Where a line of the data holds the word "Extension", copy that line.

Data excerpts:
════════════════════

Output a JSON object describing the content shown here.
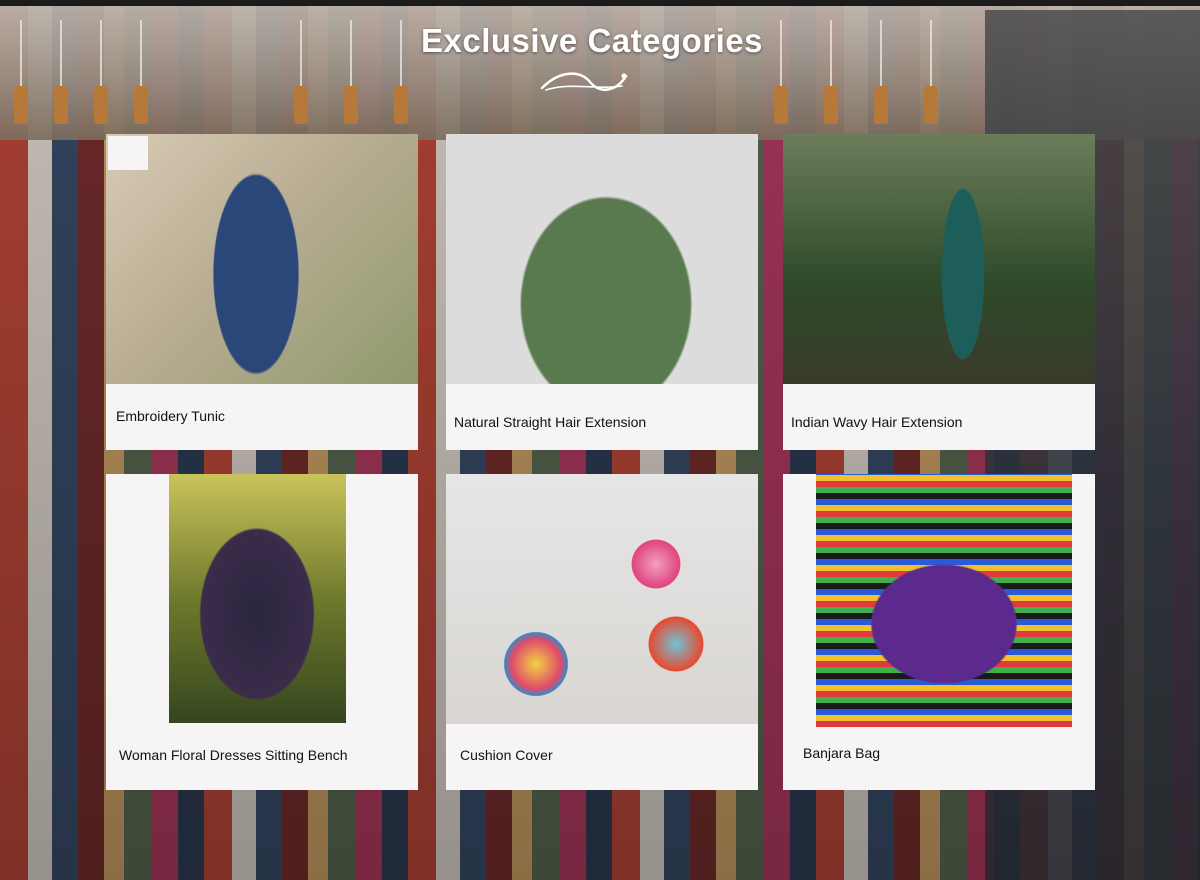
{
  "section": {
    "title": "Exclusive Categories",
    "ornament_icon": "swirl-divider-icon"
  },
  "categories": [
    {
      "label": "Embroidery Tunic"
    },
    {
      "label": "Natural Straight Hair Extension"
    },
    {
      "label": "Indian Wavy Hair Extension"
    },
    {
      "label": "Woman Floral Dresses Sitting Bench"
    },
    {
      "label": "Cushion Cover"
    },
    {
      "label": "Banjara Bag"
    }
  ],
  "colors": {
    "card_background": "#f6f4f5",
    "heading_text": "#ffffff",
    "label_text": "#111111"
  }
}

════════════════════

▸ **Answer**
      "label": "Natural Straight Hair Extension"
      "label": "Indian Wavy Hair Extension"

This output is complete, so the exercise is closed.